Every purchase option lets you buy AppleCare+ separately, either at the time of purchase or up to a year later. And instead of a one-time payment that limits coverage to 2 years, you can now opt to pay for AppleCare+ in monthly installments, in perpetuity, or at least until Apple can no longer service the iPhone. Paying for AppleCare+ for too long makes no financial sense since at some point the payments would get you a new iPhone. Regardless, the iPhone Upgrade Program rolls the AppleCare+ price into the monthly payments for an iPhone, so it’s a bit more convenient.
Do you want to upgrade every year?

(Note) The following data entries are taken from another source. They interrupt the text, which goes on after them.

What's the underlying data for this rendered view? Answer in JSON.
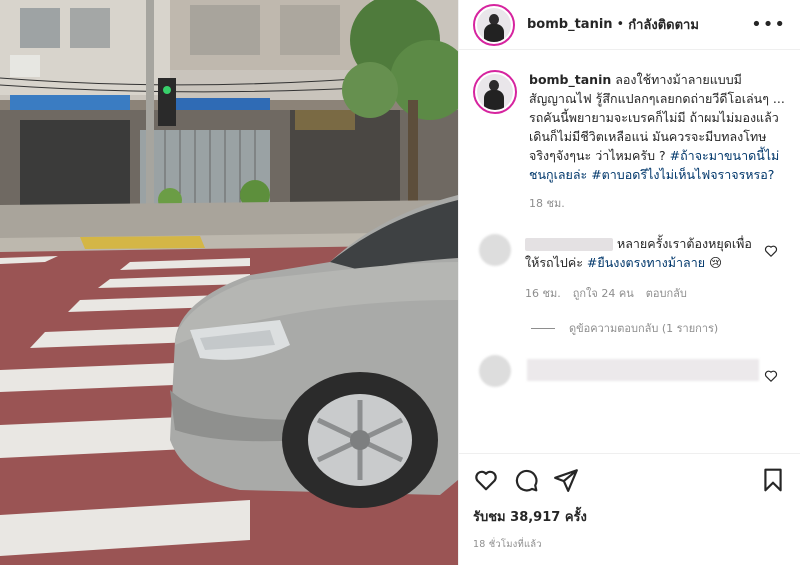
{
  "header": {
    "username": "bomb_tanin",
    "separator": "•",
    "follow_status": "กำลังติดตาม",
    "more_label": "•••"
  },
  "caption": {
    "username": "bomb_tanin",
    "text": "ลองใช้ทางม้าลายแบบมีสัญญาณไฟ รู้สึกแปลกๆเลยกดถ่ายวีดีโอเล่นๆ ... รถคันนี้พยายามจะเบรคก็ไม่มี ถ้าผมไม่มองแล้วเดินก็ไม่มีชีวิตเหลือแน่ มันควรจะมีบทลงโทษจริงๆจังๆนะ ว่าไหมครับ ?",
    "hashtags": "#ถ้าจะมาขนาดนี้ไม่ชนกูเลยล่ะ #ตาบอดรึไงไม่เห็นไฟจราจรหรอ?",
    "time": "18 ชม."
  },
  "comment": {
    "text": "หลายครั้งเราต้องหยุดเพื่อให้รถไปค่ะ",
    "hashtag": "#ยืนงงตรงทางม้าลาย",
    "emoji": "😢",
    "time": "16 ชม.",
    "likes": "ถูกใจ 24 คน",
    "reply": "ตอบกลับ",
    "view_replies": "ดูข้อความตอบกลับ (1 รายการ)"
  },
  "footer": {
    "views": "รับชม 38,917 ครั้ง",
    "posted": "18 ชั่วโมงที่แล้ว"
  },
  "icons": [
    "heart-icon",
    "comment-icon",
    "share-icon",
    "bookmark-icon",
    "more-icon"
  ],
  "colors": {
    "hashtag": "#00376b",
    "meta": "#8e8e8e",
    "ring": "#d6249f"
  }
}
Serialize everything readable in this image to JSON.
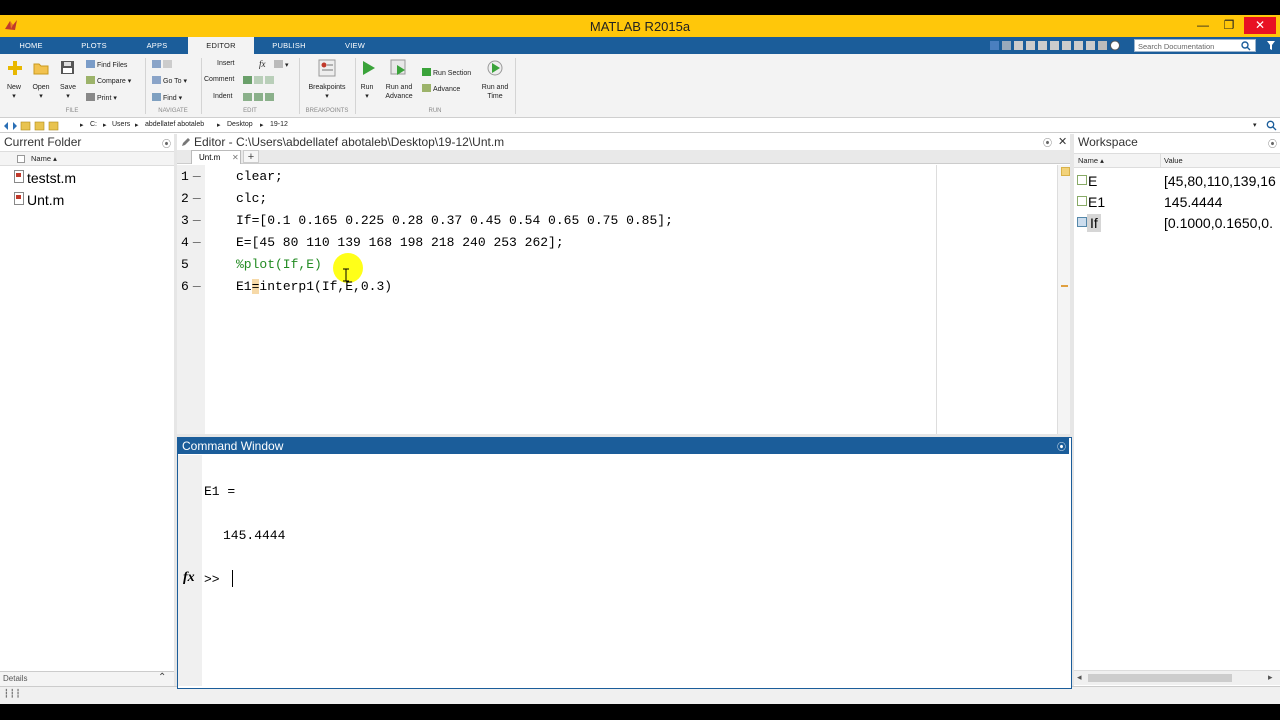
{
  "window": {
    "title": "MATLAB R2015a"
  },
  "tabs": [
    {
      "label": "HOME"
    },
    {
      "label": "PLOTS"
    },
    {
      "label": "APPS"
    },
    {
      "label": "EDITOR"
    },
    {
      "label": "PUBLISH"
    },
    {
      "label": "VIEW"
    }
  ],
  "search": {
    "placeholder": "Search Documentation"
  },
  "ribbon": {
    "file": {
      "new": "New",
      "open": "Open",
      "save": "Save",
      "find_files": "Find Files",
      "compare": "Compare",
      "print": "Print",
      "group": "FILE"
    },
    "navigate": {
      "goto": "Go To",
      "find": "Find",
      "group": "NAVIGATE"
    },
    "edit": {
      "insert": "Insert",
      "comment": "Comment",
      "indent": "Indent",
      "fx": "fx",
      "group": "EDIT"
    },
    "breakpoints": {
      "label": "Breakpoints",
      "group": "BREAKPOINTS"
    },
    "run": {
      "run": "Run",
      "run_advance_1": "Run and",
      "run_advance_2": "Advance",
      "run_section": "Run Section",
      "advance": "Advance",
      "run_time_1": "Run and",
      "run_time_2": "Time",
      "group": "RUN"
    }
  },
  "breadcrumb": [
    "C:",
    "Users",
    "abdellatef abotaleb",
    "Desktop",
    "19-12"
  ],
  "current_folder": {
    "title": "Current Folder",
    "col_name": "Name ▴",
    "files": [
      "testst.m",
      "Unt.m"
    ],
    "details": "Details"
  },
  "editor": {
    "title": "Editor - C:\\Users\\abdellatef abotaleb\\Desktop\\19-12\\Unt.m",
    "tab": "Unt.m",
    "lines": [
      {
        "num": "1",
        "code": "clear;"
      },
      {
        "num": "2",
        "code": "clc;"
      },
      {
        "num": "3",
        "code": "If=[0.1 0.165 0.225 0.28 0.37 0.45 0.54 0.65 0.75 0.85];"
      },
      {
        "num": "4",
        "code": "E=[45 80 110 139 168 198 218 240 253 262];"
      },
      {
        "num": "5",
        "code": "%plot(If,E)"
      },
      {
        "num": "6",
        "code_a": "E1",
        "code_b": "=",
        "code_c": "interp1(If,E,0.3)"
      }
    ]
  },
  "command_window": {
    "title": "Command Window",
    "out_var": "E1 =",
    "out_value": "145.4444",
    "fx": "fx",
    "prompt": ">>"
  },
  "workspace": {
    "title": "Workspace",
    "col_name": "Name ▴",
    "col_value": "Value",
    "vars": [
      {
        "name": "E",
        "value": "[45,80,110,139,16"
      },
      {
        "name": "E1",
        "value": "145.4444"
      },
      {
        "name": "If",
        "value": "[0.1000,0.1650,0."
      }
    ]
  },
  "colors": {
    "accent": "#1b5d9a",
    "titlebar": "#ffc70a",
    "comment": "#228b22",
    "cursor_highlight": "#ffff00"
  }
}
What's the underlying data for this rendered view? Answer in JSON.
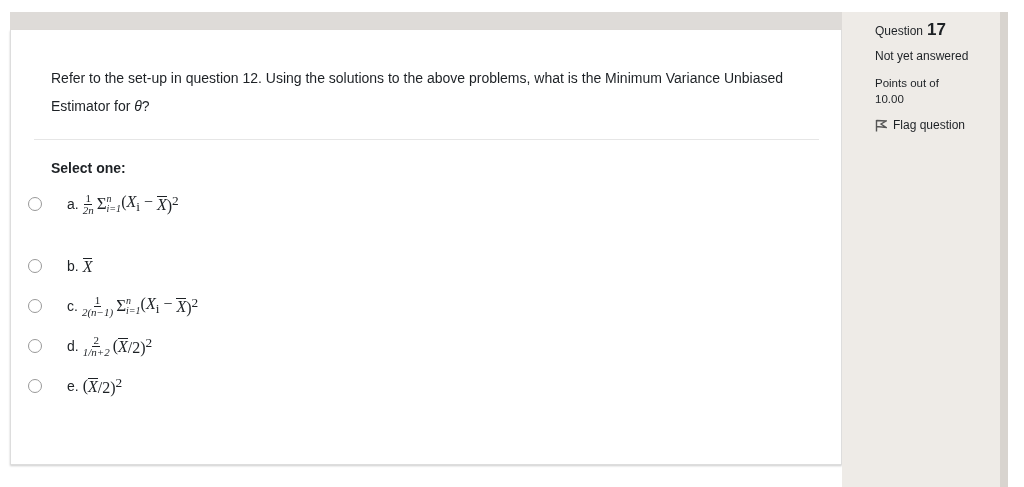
{
  "question_text": "Refer to the set-up in question 12. Using the solutions to the above problems, what is the Minimum Variance Unbiased Estimator for *θ*?",
  "prompt": "Select one:",
  "options": [
    {
      "letter": "a.",
      "selected": false,
      "parts": [
        {
          "kind": "frac",
          "num": "1",
          "den": "2n"
        },
        {
          "kind": "sum",
          "symbol": "Σ",
          "sub": "i=1",
          "sup": "n"
        },
        {
          "kind": "text",
          "text": "(*X*$_{i}$ − "
        },
        {
          "kind": "xbar",
          "text": "X"
        },
        {
          "kind": "text",
          "text": ")$^{2}$"
        }
      ]
    },
    {
      "letter": "b.",
      "selected": false,
      "parts": [
        {
          "kind": "xbar",
          "text": "X"
        }
      ]
    },
    {
      "letter": "c.",
      "selected": false,
      "parts": [
        {
          "kind": "frac",
          "num": "1",
          "den": "2(n−1)"
        },
        {
          "kind": "sum",
          "symbol": "Σ",
          "sub": "i=1",
          "sup": "n"
        },
        {
          "kind": "text",
          "text": "(*X*$_{i}$ − "
        },
        {
          "kind": "xbar",
          "text": "X"
        },
        {
          "kind": "text",
          "text": ")$^{2}$"
        }
      ]
    },
    {
      "letter": "d.",
      "selected": false,
      "parts": [
        {
          "kind": "frac",
          "num": "2",
          "den": "1/n+2"
        },
        {
          "kind": "text",
          "text": "("
        },
        {
          "kind": "xbar",
          "text": "X"
        },
        {
          "kind": "text",
          "text": "/2)$^{2}$"
        }
      ]
    },
    {
      "letter": "e.",
      "selected": false,
      "parts": [
        {
          "kind": "text",
          "text": "("
        },
        {
          "kind": "xbar",
          "text": "X"
        },
        {
          "kind": "text",
          "text": "/2)$^{2}$"
        }
      ]
    }
  ],
  "info": {
    "question_label": "Question",
    "question_number": "17",
    "status": "Not yet answered",
    "points_label": "Points out of",
    "points_value": "10.00",
    "flag_label": "Flag question"
  }
}
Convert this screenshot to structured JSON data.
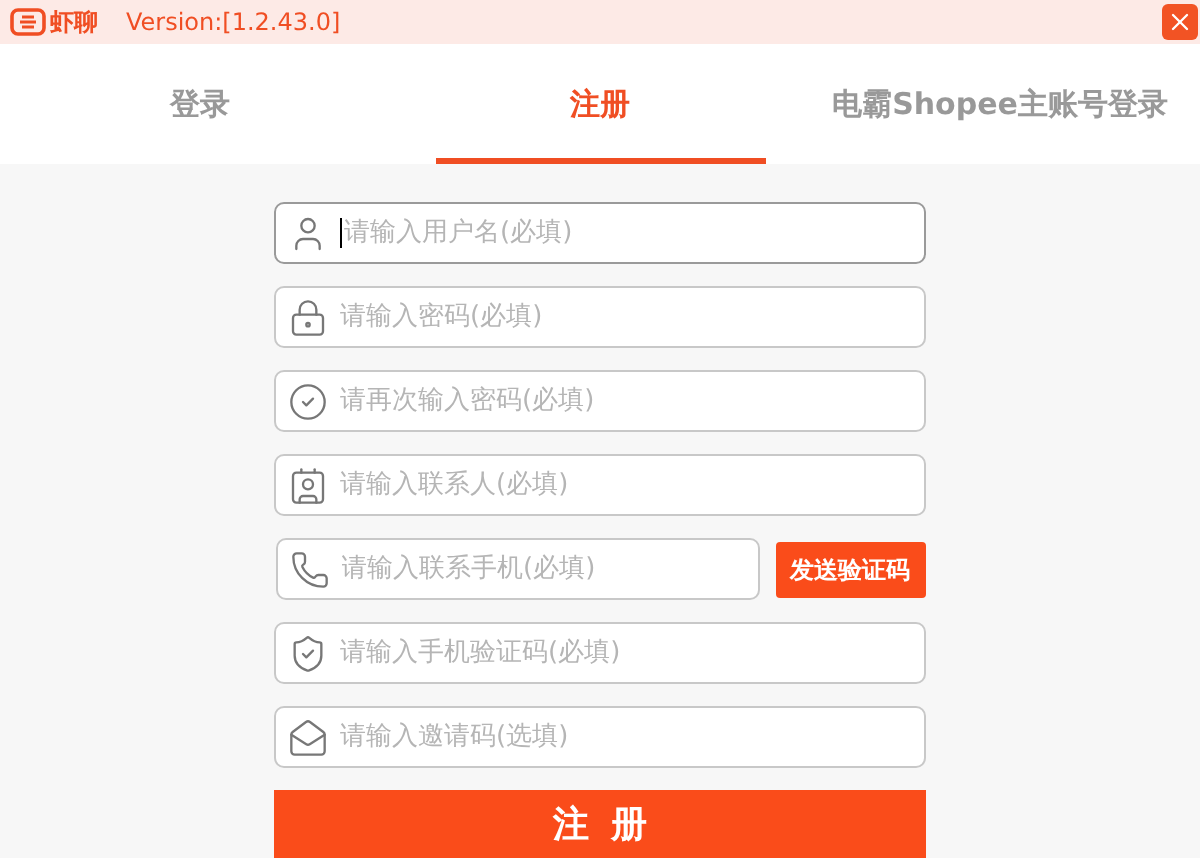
{
  "window": {
    "logo_text": "虾聊",
    "version": "Version:[1.2.43.0]"
  },
  "tabs": [
    {
      "label": "登录",
      "selected": false
    },
    {
      "label": "注册",
      "selected": true
    },
    {
      "label": "电霸Shopee主账号登录",
      "selected": false
    }
  ],
  "fields": [
    {
      "kind": "text",
      "placeholder": "请输入用户名(必填)",
      "focused": true
    },
    {
      "kind": "text",
      "placeholder": "请输入密码(必填)",
      "focused": false
    },
    {
      "kind": "text",
      "placeholder": "请再次输入密码(必填)",
      "focused": false
    },
    {
      "kind": "text",
      "placeholder": "请输入联系人(必填)",
      "focused": false
    },
    {
      "kind": "sms",
      "placeholder": "请输入联系手机(必填)",
      "focused": false,
      "button": "发送验证码"
    },
    {
      "kind": "text",
      "placeholder": "请输入手机验证码(必填)",
      "focused": false
    },
    {
      "kind": "text",
      "placeholder": "请输入邀请码(选填)",
      "focused": false
    }
  ],
  "submit": "注册"
}
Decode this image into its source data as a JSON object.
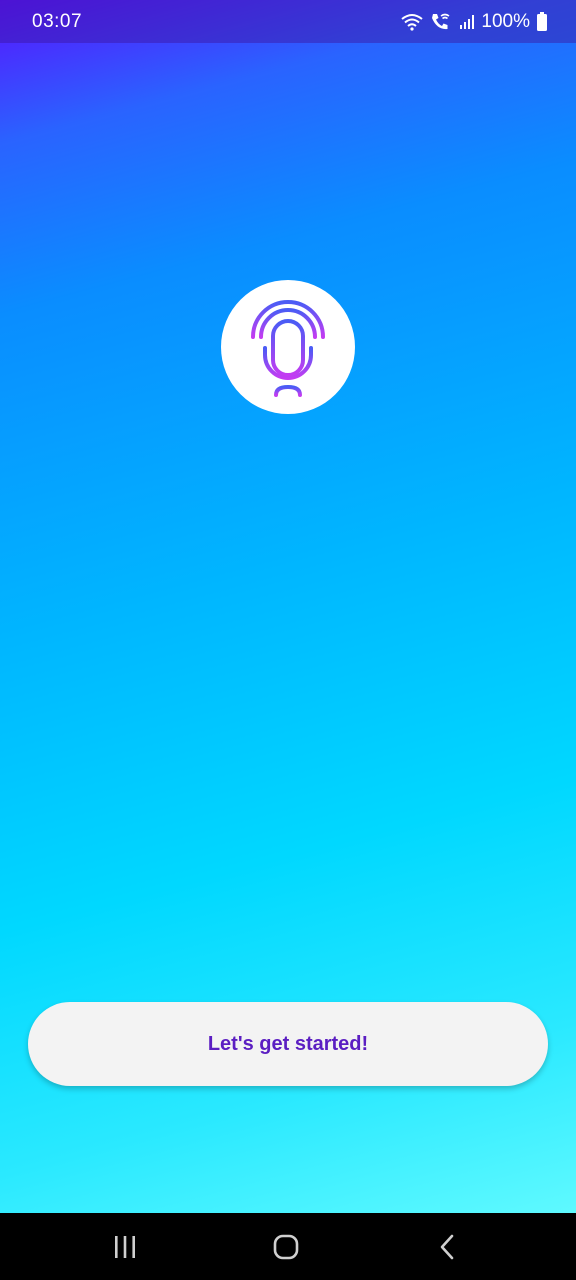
{
  "status_bar": {
    "time": "03:07",
    "battery": "100%",
    "icons": [
      "wifi-icon",
      "wifi-call-icon",
      "signal-icon",
      "battery-icon"
    ]
  },
  "logo": {
    "icon": "microphone-icon"
  },
  "start_button": {
    "label": "Let's get started!"
  },
  "nav_bar": {
    "buttons": [
      "recent-apps-icon",
      "home-icon",
      "back-icon"
    ]
  },
  "colors": {
    "gradient_top": "#5a12ff",
    "gradient_bottom": "#71ffff",
    "button_text": "#5b1ec2",
    "logo_gradient_start": "#4a5cf5",
    "logo_gradient_end": "#c43cf2"
  }
}
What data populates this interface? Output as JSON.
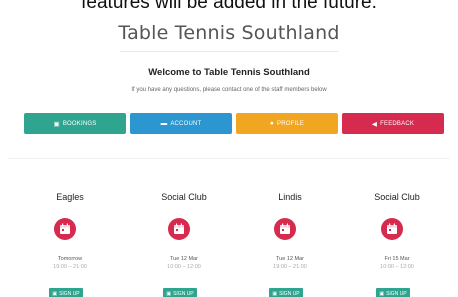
{
  "caption": "features will be added in the future.",
  "app_title": "Table Tennis Southland",
  "welcome": {
    "heading": "Welcome to Table Tennis Southland",
    "subtext": "If you have any questions, please contact one of the staff members below"
  },
  "actions": [
    {
      "label": "BOOKINGS",
      "icon": "calendar-icon",
      "color": "#2fa58f"
    },
    {
      "label": "ACCOUNT",
      "icon": "card-icon",
      "color": "#2b96d0"
    },
    {
      "label": "PROFILE",
      "icon": "user-icon",
      "color": "#f1a622"
    },
    {
      "label": "FEEDBACK",
      "icon": "megaphone-icon",
      "color": "#d62a4f"
    }
  ],
  "sessions": [
    {
      "venue": "Eagles",
      "date": "Tomorrow",
      "time": "19:00 – 21:00",
      "button": "SIGN UP"
    },
    {
      "venue": "Social Club",
      "date": "Tue 12 Mar",
      "time": "10:00 – 12:00",
      "button": "SIGN UP"
    },
    {
      "venue": "Lindis",
      "date": "Tue 12 Mar",
      "time": "19:00 – 21:00",
      "button": "SIGN UP"
    },
    {
      "venue": "Social Club",
      "date": "Fri 15 Mar",
      "time": "10:00 – 12:00",
      "button": "SIGN UP"
    }
  ],
  "colors": {
    "accent_red": "#d62a4f",
    "accent_green": "#2fa58f",
    "accent_blue": "#2b96d0",
    "accent_orange": "#f1a622"
  }
}
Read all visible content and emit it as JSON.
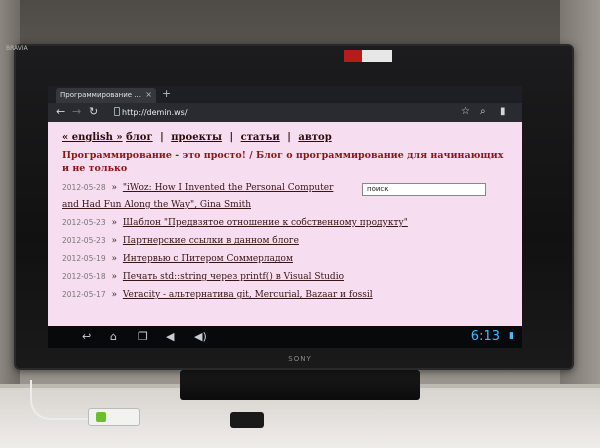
{
  "browser": {
    "tab_title": "Программирование ...",
    "tab_close": "×",
    "new_tab": "+",
    "url": "http://demin.ws/",
    "icons": [
      "back-icon",
      "forward-icon",
      "reload-icon",
      "star-icon",
      "search-icon",
      "bookmarks-icon"
    ]
  },
  "page": {
    "nav": {
      "english": "« english »",
      "blog": "блог",
      "projects": "проекты",
      "articles": "статьи",
      "author": "автор",
      "separator": "|"
    },
    "blog_title": "Программирование - это просто! / Блог о программирование для начинающих и не только",
    "search_placeholder": "поиск",
    "arrow": "»",
    "posts": [
      {
        "date": "2012-05-28",
        "title": "\"iWoz: How I Invented the Personal Computer"
      },
      {
        "date": "",
        "title": "and Had Fun Along the Way\", Gina Smith"
      },
      {
        "date": "2012-05-23",
        "title": "Шаблон \"Предвзятое отношение к собственному продукту\""
      },
      {
        "date": "2012-05-23",
        "title": "Партнерские ссылки в данном блоге"
      },
      {
        "date": "2012-05-19",
        "title": "Интервью с Питером Соммерладом"
      },
      {
        "date": "2012-05-18",
        "title": "Печать std::string через printf() в Visual Studio"
      },
      {
        "date": "2012-05-17",
        "title": "Veracity - альтернатива git, Mercurial, Bazaar и fossil"
      }
    ]
  },
  "system_bar": {
    "clock": "6:13",
    "icons": [
      "back-icon",
      "home-icon",
      "recents-icon",
      "volume-down-icon",
      "volume-up-icon",
      "status-icon"
    ]
  },
  "tv": {
    "brand": "SONY",
    "corner_label": "BRAVIA"
  }
}
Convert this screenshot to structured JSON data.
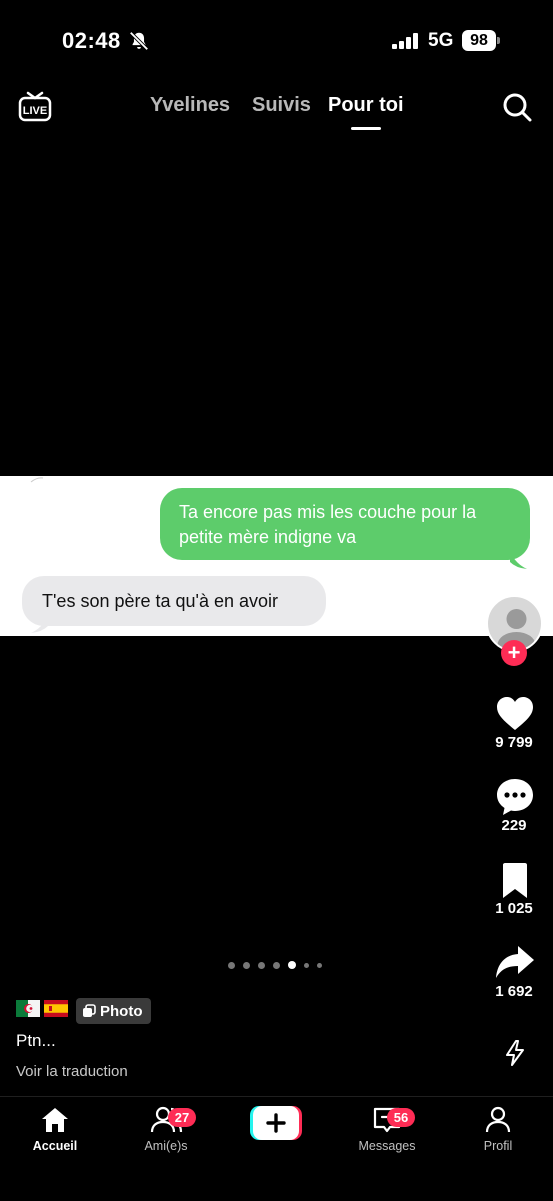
{
  "status_bar": {
    "time": "02:48",
    "network": "5G",
    "battery": "98"
  },
  "top_nav": {
    "tabs": [
      {
        "label": "Yvelines"
      },
      {
        "label": "Suivis"
      },
      {
        "label": "Pour toi"
      }
    ],
    "live_label": "LIVE"
  },
  "post": {
    "messages": {
      "sent": "Ta encore pas mis les couche pour la petite mère indigne va",
      "received": "T'es son père ta qu'à en avoir"
    },
    "flags": [
      "algeria-flag",
      "spain-flag"
    ],
    "photo_chip": "Photo",
    "caption": "Ptn...",
    "translate": "Voir la traduction",
    "carousel": {
      "total": 7,
      "active_index": 4
    }
  },
  "actions": {
    "likes": "9 799",
    "comments": "229",
    "saves": "1 025",
    "shares": "1 692"
  },
  "bottom_nav": {
    "home": "Accueil",
    "friends": "Ami(e)s",
    "friends_badge": "27",
    "messages": "Messages",
    "messages_badge": "56",
    "profile": "Profil"
  },
  "colors": {
    "accent": "#fe2c55",
    "sent_bubble": "#5dcc6b",
    "received_bubble": "#e9e9eb"
  }
}
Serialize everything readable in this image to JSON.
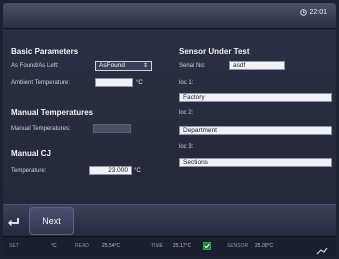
{
  "header": {
    "time": "22:01"
  },
  "basic": {
    "title": "Basic Parameters",
    "as_found_label": "As Found/As Left:",
    "as_found_value": "AsFound",
    "ambient_label": "Ambient Temperature:",
    "ambient_value": "",
    "ambient_unit": "°C"
  },
  "manual_temp": {
    "title": "Manual Temperatures",
    "label": "Manual Temperatures:"
  },
  "manual_cj": {
    "title": "Manual CJ",
    "temp_label": "Temperature:",
    "temp_value": "23.000",
    "temp_unit": "°C"
  },
  "sensor": {
    "title": "Sensor Under Test",
    "serial_label": "Serial No:",
    "serial_value": "asdf",
    "loc1_label": "loc 1:",
    "loc1_value": "Factory",
    "loc2_label": "loc 2:",
    "loc2_value": "Department",
    "loc3_label": "loc 3:",
    "loc3_value": "Sections"
  },
  "footer": {
    "next_label": "Next"
  },
  "status": {
    "s1": "SET",
    "s1_val": "°C",
    "s2": "READ",
    "s2_val": "25.54°C",
    "s3": "TIME",
    "s3_val": "25.17°C",
    "s4": "SENSOR",
    "s4_val": "25.00°C"
  }
}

The downside to the Apple iPhone Payments program is that it doesn’t offer an annual upgrade option. The iPhone Upgrade Program and the carrier upgrade plans both let you upgrade after 1 year of payments, which could be useful if next year’s iPhone has features you find compelling.
But what if you don’t want AppleCare+?
If you want to pay monthly and have the option to upgrade every year but don’t want AppleCare+ for some reason, your best bet is one of the carrier upgrade plans. But I don’t see why you wouldn’t want AppleCare+. It’s cheaper and better than the carrier’s insurance plans, and iPhones are constantly at risk for breaking. If you buy into an upgrade program without AppleCare+ and break the phone after a year, you would be on the hook to buy a brand-new one, and you won’t have a functional phone to trade in to offset the cost.
I can’t decide! Pick one for me.
Go with the iPhone Upgrade Program. Here’s why:
- It’s an interest-free loan. You could pay for an iPhone upfront, but why hit your cash flow when you could spread out the cost for no extra money?
- You get 3% cash-back if you pay with the Apple Card.
- AppleCare+ is included so if something goes wrong or you break the iPhone, it won’t be terribly painful.
- You can upgrade after 12 months or keep the iPhone after 24 months. Of course, if you upgrade, you reset to another 24-month commitment, but the amounts should be much the same as if you bought the first iPhone outright—with AppleCare+—and traded it in the next year.
If you’re locked into the Apple ecosystem—and we suspect that if you’re reading this, you are—it’s hard to go wrong with the iPhone Upgrade Program.